Summary
An electrochemical cell consists of two metallic electrodes dipping in electrolytic solution(s). Thus an important component of the electrochemical cell is the ionic conductor or electrolyte. Electrochemical cells are of two types. In galvanic cell, the chemical energy of a spontaneous redox reaction is converted into electrical work, whereas in an electrolytic cell, electrical energy is used to carry out a nonspontaneous redox reaction. The standard electrode potential for any electrode dipping in an appropriate solution is defined with respect to standard electrode potential of hydrogen electrode taken as zero.
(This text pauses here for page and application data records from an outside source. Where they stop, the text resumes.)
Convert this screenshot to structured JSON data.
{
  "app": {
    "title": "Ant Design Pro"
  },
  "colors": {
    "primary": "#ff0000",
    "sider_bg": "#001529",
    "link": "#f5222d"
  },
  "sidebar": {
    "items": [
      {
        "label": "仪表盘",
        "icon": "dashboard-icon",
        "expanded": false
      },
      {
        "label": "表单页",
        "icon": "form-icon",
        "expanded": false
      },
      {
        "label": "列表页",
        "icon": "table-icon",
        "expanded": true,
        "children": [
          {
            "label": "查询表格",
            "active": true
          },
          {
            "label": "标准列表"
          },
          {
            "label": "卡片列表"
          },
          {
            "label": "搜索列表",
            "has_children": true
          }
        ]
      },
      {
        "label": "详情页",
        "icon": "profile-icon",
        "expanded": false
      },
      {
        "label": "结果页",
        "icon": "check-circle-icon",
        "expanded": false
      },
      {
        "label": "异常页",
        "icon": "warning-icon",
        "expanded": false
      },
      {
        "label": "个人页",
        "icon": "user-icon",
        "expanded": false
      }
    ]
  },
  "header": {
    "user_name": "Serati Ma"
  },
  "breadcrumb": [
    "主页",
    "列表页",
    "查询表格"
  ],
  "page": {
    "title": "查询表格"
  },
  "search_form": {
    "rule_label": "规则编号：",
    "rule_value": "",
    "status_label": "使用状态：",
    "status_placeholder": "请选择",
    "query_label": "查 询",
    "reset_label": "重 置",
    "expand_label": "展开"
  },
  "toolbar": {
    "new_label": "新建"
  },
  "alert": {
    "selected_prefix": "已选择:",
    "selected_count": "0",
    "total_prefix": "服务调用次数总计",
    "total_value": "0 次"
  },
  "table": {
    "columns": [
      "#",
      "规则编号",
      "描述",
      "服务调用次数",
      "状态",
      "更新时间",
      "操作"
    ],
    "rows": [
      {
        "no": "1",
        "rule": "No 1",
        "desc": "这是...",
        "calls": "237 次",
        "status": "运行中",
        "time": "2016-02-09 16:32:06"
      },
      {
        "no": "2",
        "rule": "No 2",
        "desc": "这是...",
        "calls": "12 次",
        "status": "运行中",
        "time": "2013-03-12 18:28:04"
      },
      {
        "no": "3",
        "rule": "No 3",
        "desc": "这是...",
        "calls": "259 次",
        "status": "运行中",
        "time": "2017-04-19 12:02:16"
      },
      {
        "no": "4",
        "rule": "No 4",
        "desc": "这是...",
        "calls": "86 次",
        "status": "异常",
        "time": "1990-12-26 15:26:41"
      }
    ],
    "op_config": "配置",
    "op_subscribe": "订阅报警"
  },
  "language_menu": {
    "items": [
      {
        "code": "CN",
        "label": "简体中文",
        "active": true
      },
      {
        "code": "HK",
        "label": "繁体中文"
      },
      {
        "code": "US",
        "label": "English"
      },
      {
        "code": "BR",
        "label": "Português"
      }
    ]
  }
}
The standard potential of the cell can be obtained by taking the difference of the standard potentials of cathode and anode $\left(E_{\text {(cell) }}^{o}=E_{\text {cathode }}^{\text {o }}E_{\text {anode }}^{\text {o }}\right).$. The standard potential of the cells are related to standard Gibbs energy $\left(\Delta_{r} G^{0}=n F E_{(\text {cell })}^{o}\right)$ and equilibrium constant $\left(\Delta_{r} G^{0}=R T \ln K\right)$ of the reaction taking place in the cell. Concentration dependence of the potentials of the electrodes and the cells are given by Nernst equation.
The conductivity, $\kappa$, of an electrolytic solution depends on the concentration of the electrolyte, nature of solvent and temperature. Molar conductivity, $\Lambda_{m}$, is defined by $=\kappa / c$ where $c$ is the concentration. Conductivity decreases but molar conductivity increases with decrease in concentration. It increases slowly with decrease in concentration for strong electrolytes while the increase is very steep for weak electrolytes in very dilute solutions. Kohlrausch found that molar conductivity at infinite dilution, for an electrolyte is sum of the contribution of the molar conductivity of the ions in which it dissociates. It is known as law of independent migration of ions and has many applications. Ions conduct electricity through the solution but oxidation and reduction of the ions take place at the electrodes in an electrochemical cell. Batteries and fuel cells are very useful forms of galvanic cell. Corrosion of metals is essentially an electrochemical phenomenon. Electrochemical principles are relevant to the Hydrogen Economy.